But this oversimplifies the composite character of Don Cossackdom, for such usage of "Donskoe voisko" was a political convenience for both Muscovy and the Don atamans: Moscow sought the assistance of the atamans in controlling the population of the Upper Reaches, while the atamans claimed such control to enhance the prestige of the Host.
A truly comprehensive history of the Don Cossack condition would also devote greater attention to the Host's relationship to the cossacks enrolled in the tsar's service as patrol cossacks, distant-service cossacks, and service land atamans (storozhevye kazaki, palkovye kazaki, pomestnye atamany) performing defense duty on Muscovy's southern frontier.
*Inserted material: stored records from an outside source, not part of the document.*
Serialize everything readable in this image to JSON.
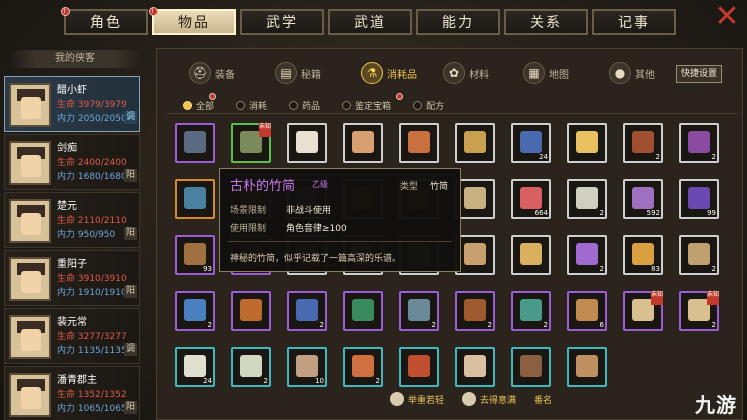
{
  "top_tabs": [
    {
      "label": "角色",
      "badge": "!"
    },
    {
      "label": "物品",
      "badge": "!",
      "active": true
    },
    {
      "label": "武学"
    },
    {
      "label": "武道"
    },
    {
      "label": "能力"
    },
    {
      "label": "关系"
    },
    {
      "label": "记事"
    }
  ],
  "close_label": "✕",
  "roster": {
    "title": "我的侠客",
    "characters": [
      {
        "name": "醋小虾",
        "hp": "生命 3979/3979",
        "mp": "内力 2050/2050",
        "tag": "调",
        "active": true
      },
      {
        "name": "剑痴",
        "hp": "生命 2400/2400",
        "mp": "内力 1680/1680",
        "tag": "阳"
      },
      {
        "name": "楚元",
        "hp": "生命 2110/2110",
        "mp": "内力 950/950",
        "tag": "阳"
      },
      {
        "name": "重阳子",
        "hp": "生命 3910/3910",
        "mp": "内力 1910/1910",
        "tag": "阳"
      },
      {
        "name": "裴元常",
        "hp": "生命 3277/3277",
        "mp": "内力 1135/1135",
        "tag": "调"
      },
      {
        "name": "潘青郡主",
        "hp": "生命 1352/1352",
        "mp": "内力 1065/1065",
        "tag": "阳"
      }
    ]
  },
  "categories": [
    {
      "label": "装备",
      "icon": "helmet-icon"
    },
    {
      "label": "秘籍",
      "icon": "book-icon"
    },
    {
      "label": "消耗品",
      "icon": "potion-icon",
      "active": true
    },
    {
      "label": "材料",
      "icon": "herb-icon"
    },
    {
      "label": "地图",
      "icon": "map-icon"
    },
    {
      "label": "其他",
      "icon": "misc-icon"
    }
  ],
  "quick_button": "快捷设置",
  "filters": [
    {
      "label": "全部",
      "active": true,
      "badge": true
    },
    {
      "label": "消耗"
    },
    {
      "label": "药品"
    },
    {
      "label": "鉴定宝箱",
      "badge": true
    },
    {
      "label": "配方"
    }
  ],
  "tooltip": {
    "name": "古朴的竹简",
    "grade": "乙级",
    "type_label": "类型",
    "type_value": "竹简",
    "scene_label": "场景限制",
    "scene_value": "非战斗使用",
    "use_label": "使用限制",
    "use_value": "角色音律≥100",
    "description": "神秘的竹简，似乎记载了一篇高深的乐谱。"
  },
  "items": [
    {
      "q": "purple",
      "color": "#5a6a80",
      "count": ""
    },
    {
      "q": "green",
      "color": "#7a8a5a",
      "count": "",
      "unknown": "未知"
    },
    {
      "q": "white",
      "color": "#e8e0d0",
      "count": ""
    },
    {
      "q": "white",
      "color": "#d8a070",
      "count": ""
    },
    {
      "q": "white",
      "color": "#c87040",
      "count": ""
    },
    {
      "q": "white",
      "color": "#c8a050",
      "count": ""
    },
    {
      "q": "white",
      "color": "#4a6ab0",
      "count": "24"
    },
    {
      "q": "white",
      "color": "#e8c060",
      "count": ""
    },
    {
      "q": "white",
      "color": "#a05030",
      "count": "2"
    },
    {
      "q": "white",
      "color": "#8a4aa0",
      "count": "2"
    },
    {
      "q": "orange",
      "color": "#4a80a0",
      "count": ""
    },
    {
      "q": "purple",
      "color": "#8a6a40",
      "count": ""
    },
    {
      "q": "white",
      "color": "#6a6a6a",
      "count": ""
    },
    {
      "q": "white",
      "color": "#7a6040",
      "count": ""
    },
    {
      "q": "white",
      "color": "#8a7040",
      "count": ""
    },
    {
      "q": "white",
      "color": "#c8b080",
      "count": ""
    },
    {
      "q": "white",
      "color": "#d86060",
      "count": "664"
    },
    {
      "q": "white",
      "color": "#d0d0c0",
      "count": "2"
    },
    {
      "q": "white",
      "color": "#a070c0",
      "count": "592"
    },
    {
      "q": "white",
      "color": "#6a4ab0",
      "count": "99"
    },
    {
      "q": "purple",
      "color": "#a07040",
      "count": "93"
    },
    {
      "q": "purple",
      "color": "#8a6040",
      "count": ""
    },
    {
      "q": "white",
      "color": "#6a5a40",
      "count": ""
    },
    {
      "q": "white",
      "color": "#7a6a50",
      "count": ""
    },
    {
      "q": "white",
      "color": "#8a7a60",
      "count": ""
    },
    {
      "q": "white",
      "color": "#c8a070",
      "count": ""
    },
    {
      "q": "white",
      "color": "#d8b060",
      "count": ""
    },
    {
      "q": "white",
      "color": "#a06ad0",
      "count": "2"
    },
    {
      "q": "white",
      "color": "#d8a040",
      "count": "83"
    },
    {
      "q": "white",
      "color": "#c0a070",
      "count": "2"
    },
    {
      "q": "purple",
      "color": "#4a80c0",
      "count": "2"
    },
    {
      "q": "purple",
      "color": "#c06a30",
      "count": ""
    },
    {
      "q": "purple",
      "color": "#4a6ab0",
      "count": "2"
    },
    {
      "q": "purple",
      "color": "#3a8a60",
      "count": ""
    },
    {
      "q": "purple",
      "color": "#6a8a9a",
      "count": "2"
    },
    {
      "q": "purple",
      "color": "#a05a30",
      "count": "2"
    },
    {
      "q": "purple",
      "color": "#4a9a8a",
      "count": "2"
    },
    {
      "q": "purple",
      "color": "#c08a50",
      "count": "6"
    },
    {
      "q": "purple",
      "color": "#d8c090",
      "count": "",
      "unknown": "未知"
    },
    {
      "q": "purple",
      "color": "#d8c090",
      "count": "2",
      "unknown": "未知"
    },
    {
      "q": "teal",
      "color": "#e0e0d0",
      "count": "24"
    },
    {
      "q": "teal",
      "color": "#d0d8c0",
      "count": "2"
    },
    {
      "q": "teal",
      "color": "#c0a080",
      "count": "10"
    },
    {
      "q": "teal",
      "color": "#d07040",
      "count": "2"
    },
    {
      "q": "teal",
      "color": "#c05030",
      "count": ""
    },
    {
      "q": "teal",
      "color": "#d8c0a0",
      "count": ""
    },
    {
      "q": "teal",
      "color": "#8a6040",
      "count": ""
    },
    {
      "q": "teal",
      "color": "#c09060",
      "count": ""
    }
  ],
  "bottom": [
    {
      "label": "举重若轻",
      "icon": "weight-icon"
    },
    {
      "label": "去得意满",
      "icon": "mood-icon"
    },
    {
      "label": "番名"
    }
  ],
  "watermark": "九游"
}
Most of the negotiation worked because Peter I had no grand design to destroy the autonomy of the Don Host--he only wanted to establish stable boundaries for the Host and tame it by encasing it in Russian-controlled territory (168)--and because Host atamans like Frol Minaev were astute politicians who knew how to reaffirm their loyalty to Russia while controlling restless Cossack factions in the Host core.
Kolchak's regime did not govern well, if at all, as Cossack Atamans reigned supreme in their fiefdoms.